1What animal is most associated with Easter? Rabbit 2What did this animal carry in "Alice in Wonderland"? Pocket watch 3Who wrote "The Tale of Peter Rabbit"?  Beatrix Potter 4Can you name all three of his siblings? Flopsy, Mopsy and Cottontail 5What was the title of the book about rabbits by Richard Adams? Watership Down  6In which Disney film did the rabbit Thumper appear? Bambi 7What was the name of Warner Brothers cartoon rabbit? Bugs Bunny 8Who originally recorded the song "Run Rabbit Run"? Flanagan and Allen 9What meat is traditionally eaten at Easter? Lamb 10What do most children enjoy eating at Easter?
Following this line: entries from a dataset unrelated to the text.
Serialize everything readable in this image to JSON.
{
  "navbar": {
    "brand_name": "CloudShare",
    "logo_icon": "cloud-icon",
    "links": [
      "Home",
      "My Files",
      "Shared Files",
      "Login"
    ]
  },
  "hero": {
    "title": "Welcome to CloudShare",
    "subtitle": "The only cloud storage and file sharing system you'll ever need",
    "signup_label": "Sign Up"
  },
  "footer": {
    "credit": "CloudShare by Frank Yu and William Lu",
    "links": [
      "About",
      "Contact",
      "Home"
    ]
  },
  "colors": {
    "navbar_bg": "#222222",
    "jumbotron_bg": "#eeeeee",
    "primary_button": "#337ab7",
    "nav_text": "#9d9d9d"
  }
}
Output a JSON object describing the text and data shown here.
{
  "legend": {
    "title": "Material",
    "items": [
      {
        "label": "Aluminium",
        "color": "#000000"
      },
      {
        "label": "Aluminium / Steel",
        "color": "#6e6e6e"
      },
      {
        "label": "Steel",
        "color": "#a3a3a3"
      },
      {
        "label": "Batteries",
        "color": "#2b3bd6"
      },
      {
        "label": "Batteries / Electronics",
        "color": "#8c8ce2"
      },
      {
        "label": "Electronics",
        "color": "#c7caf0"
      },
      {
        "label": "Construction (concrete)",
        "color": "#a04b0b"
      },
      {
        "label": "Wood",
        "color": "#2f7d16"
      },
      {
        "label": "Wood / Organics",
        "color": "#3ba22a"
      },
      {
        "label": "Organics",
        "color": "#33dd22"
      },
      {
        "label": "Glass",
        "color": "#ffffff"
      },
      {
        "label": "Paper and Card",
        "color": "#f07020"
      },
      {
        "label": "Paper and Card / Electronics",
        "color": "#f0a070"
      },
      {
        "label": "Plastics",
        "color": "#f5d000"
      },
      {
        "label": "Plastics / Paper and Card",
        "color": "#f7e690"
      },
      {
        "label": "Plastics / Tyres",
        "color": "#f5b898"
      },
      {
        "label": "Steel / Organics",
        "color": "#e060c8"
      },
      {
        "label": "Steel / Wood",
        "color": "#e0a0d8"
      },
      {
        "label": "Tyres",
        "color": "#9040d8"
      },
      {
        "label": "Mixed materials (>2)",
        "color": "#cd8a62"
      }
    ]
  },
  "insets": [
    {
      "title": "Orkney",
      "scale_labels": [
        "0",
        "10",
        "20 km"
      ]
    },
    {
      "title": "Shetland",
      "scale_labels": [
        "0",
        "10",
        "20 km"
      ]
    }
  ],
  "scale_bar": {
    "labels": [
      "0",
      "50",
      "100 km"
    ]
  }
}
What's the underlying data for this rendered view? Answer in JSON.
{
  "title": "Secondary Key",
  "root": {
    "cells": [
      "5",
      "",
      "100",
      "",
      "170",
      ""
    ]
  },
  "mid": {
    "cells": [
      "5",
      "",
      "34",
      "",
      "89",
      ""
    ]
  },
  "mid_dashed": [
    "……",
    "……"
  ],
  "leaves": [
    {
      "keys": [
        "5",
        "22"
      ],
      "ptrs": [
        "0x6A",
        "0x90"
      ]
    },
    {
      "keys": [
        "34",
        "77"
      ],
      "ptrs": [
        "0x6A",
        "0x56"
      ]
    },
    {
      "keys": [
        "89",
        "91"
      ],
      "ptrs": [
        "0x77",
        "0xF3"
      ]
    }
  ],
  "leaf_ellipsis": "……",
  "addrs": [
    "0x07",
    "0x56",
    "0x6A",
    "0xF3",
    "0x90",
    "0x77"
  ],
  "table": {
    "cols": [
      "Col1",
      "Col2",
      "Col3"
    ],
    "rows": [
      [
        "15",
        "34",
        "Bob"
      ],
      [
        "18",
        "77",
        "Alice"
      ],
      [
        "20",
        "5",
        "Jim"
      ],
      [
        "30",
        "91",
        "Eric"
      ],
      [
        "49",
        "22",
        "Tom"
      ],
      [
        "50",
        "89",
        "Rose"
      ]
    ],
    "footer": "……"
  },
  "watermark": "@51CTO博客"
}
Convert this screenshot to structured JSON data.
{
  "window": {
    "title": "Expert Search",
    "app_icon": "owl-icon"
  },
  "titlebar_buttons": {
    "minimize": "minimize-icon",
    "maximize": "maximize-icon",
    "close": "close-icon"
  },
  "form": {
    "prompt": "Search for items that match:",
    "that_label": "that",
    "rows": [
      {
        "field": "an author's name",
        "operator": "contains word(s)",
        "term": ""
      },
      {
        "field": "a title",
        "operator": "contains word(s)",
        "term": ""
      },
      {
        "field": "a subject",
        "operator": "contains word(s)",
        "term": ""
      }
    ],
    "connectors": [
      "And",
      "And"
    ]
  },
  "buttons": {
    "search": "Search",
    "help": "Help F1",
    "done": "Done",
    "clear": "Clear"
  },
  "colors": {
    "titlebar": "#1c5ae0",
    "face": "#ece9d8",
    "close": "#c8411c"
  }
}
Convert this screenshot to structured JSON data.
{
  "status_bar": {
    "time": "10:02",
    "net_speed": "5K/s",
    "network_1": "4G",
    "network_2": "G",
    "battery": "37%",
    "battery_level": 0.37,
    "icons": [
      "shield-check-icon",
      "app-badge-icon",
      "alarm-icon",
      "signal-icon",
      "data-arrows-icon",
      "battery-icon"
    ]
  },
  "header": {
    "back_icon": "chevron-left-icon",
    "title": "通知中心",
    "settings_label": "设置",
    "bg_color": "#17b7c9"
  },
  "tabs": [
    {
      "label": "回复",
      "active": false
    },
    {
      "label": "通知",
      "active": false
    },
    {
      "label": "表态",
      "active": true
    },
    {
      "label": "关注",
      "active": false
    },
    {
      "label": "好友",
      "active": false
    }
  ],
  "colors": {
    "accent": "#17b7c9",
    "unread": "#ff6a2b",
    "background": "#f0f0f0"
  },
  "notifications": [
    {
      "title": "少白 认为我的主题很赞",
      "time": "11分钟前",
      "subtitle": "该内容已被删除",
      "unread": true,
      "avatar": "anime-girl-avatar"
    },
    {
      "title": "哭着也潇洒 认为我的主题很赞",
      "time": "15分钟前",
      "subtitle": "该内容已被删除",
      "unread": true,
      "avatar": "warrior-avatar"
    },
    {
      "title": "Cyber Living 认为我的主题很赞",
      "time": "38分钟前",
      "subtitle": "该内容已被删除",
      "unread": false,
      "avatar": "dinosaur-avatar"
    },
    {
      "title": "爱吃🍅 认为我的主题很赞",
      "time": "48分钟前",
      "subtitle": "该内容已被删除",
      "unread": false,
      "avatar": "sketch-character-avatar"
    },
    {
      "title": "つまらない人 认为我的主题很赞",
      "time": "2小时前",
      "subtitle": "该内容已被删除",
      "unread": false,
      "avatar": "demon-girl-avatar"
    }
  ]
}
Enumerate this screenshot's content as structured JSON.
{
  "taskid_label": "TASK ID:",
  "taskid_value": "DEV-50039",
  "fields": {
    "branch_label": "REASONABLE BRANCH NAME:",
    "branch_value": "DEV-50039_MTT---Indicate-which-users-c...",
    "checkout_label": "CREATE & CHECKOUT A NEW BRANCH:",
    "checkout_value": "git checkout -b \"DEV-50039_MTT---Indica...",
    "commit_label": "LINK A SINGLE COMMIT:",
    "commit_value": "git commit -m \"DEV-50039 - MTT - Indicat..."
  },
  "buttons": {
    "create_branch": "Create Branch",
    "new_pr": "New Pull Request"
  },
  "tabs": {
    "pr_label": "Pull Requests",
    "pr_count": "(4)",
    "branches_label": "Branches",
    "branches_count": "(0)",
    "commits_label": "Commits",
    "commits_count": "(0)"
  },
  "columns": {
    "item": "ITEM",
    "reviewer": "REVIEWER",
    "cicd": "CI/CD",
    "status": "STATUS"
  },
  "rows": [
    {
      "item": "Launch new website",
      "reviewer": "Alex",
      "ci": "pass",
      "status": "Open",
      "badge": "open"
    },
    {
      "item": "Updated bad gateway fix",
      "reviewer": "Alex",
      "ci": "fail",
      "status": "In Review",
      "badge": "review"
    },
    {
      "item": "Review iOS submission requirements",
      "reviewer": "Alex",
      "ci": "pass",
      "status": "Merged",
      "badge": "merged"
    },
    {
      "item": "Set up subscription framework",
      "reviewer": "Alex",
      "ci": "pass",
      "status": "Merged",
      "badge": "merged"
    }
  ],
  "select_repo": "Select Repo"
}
Easter Eggs 11What is Simnel cake topped with? Marzipan 12What dried fruit is in Hot Cross Buns? Raisins  13Complete this saying:  "Don't put all your eggs in one ..."? Basket 14How is the date of Easter decided? It’s the first Sunday after the first full moon after the spring equinox. 15What name is given to the Sunday before Easter Sunday? Palm Sunday  16In which ocean is Easter Island? Pacific 17Which famous jewellery firm is renowned for its jewel-encrusted eggs? Fabergé 18Which headware item is traditionally associated with Easter Parades? Bonnet 19Complete this line from an Easter hymn: T i a green h f a  There is a green hill far away 20Complete this line from a famous poem:  a h of g d  A host of golden daffodils.

So much for the light-hearted stuff.  I hope some of you found it interesting, or at least distracting from everything that is going on in the world at the moment.


And now for today’s blog, which is not going to be easy. Previous blogs this month, especially Dawn Finch’s on the 7th and Anne Rooney’s on the 9th, have expressed their thoughts so well about the current prospects for writers that it’s hard to know how to follow them.

As things are at the moment I can’t help feeling it’s almost self-indulgent to spend my time writing upbeat, optimistic fiction for children. Should I instead be writing something worthy, serious and thought-provoking for adults – something that could come to the attention of certain world leaders, and make them take notice and act to do the right thing for the world/mankind?  If I did, would it do any good?  I suppose if writing such things were my strength, and if I were really famous, it’s just about possible – though I doubt it.

And in any case, writers can only write what they want/need to write, and if it happens to be cheerful fiction for young children, well, that could be important too.  When I see footage on the news of all those children in Ukraine trying to escape from the bombs raining down on them and their homes, seeing things no child should ever have to see, shattering their security, I wonder how they can ever recover.  Maybe in time they will need something happy to read, to remind them of how life should be.  After all, maybe when they grow up they will be the ones responsible for helping to put the world right again.

Maybe all writers can help after all.


Website: lynnebenton.com

Latest book: Billy and the Queen (available from Amazon.co.uk)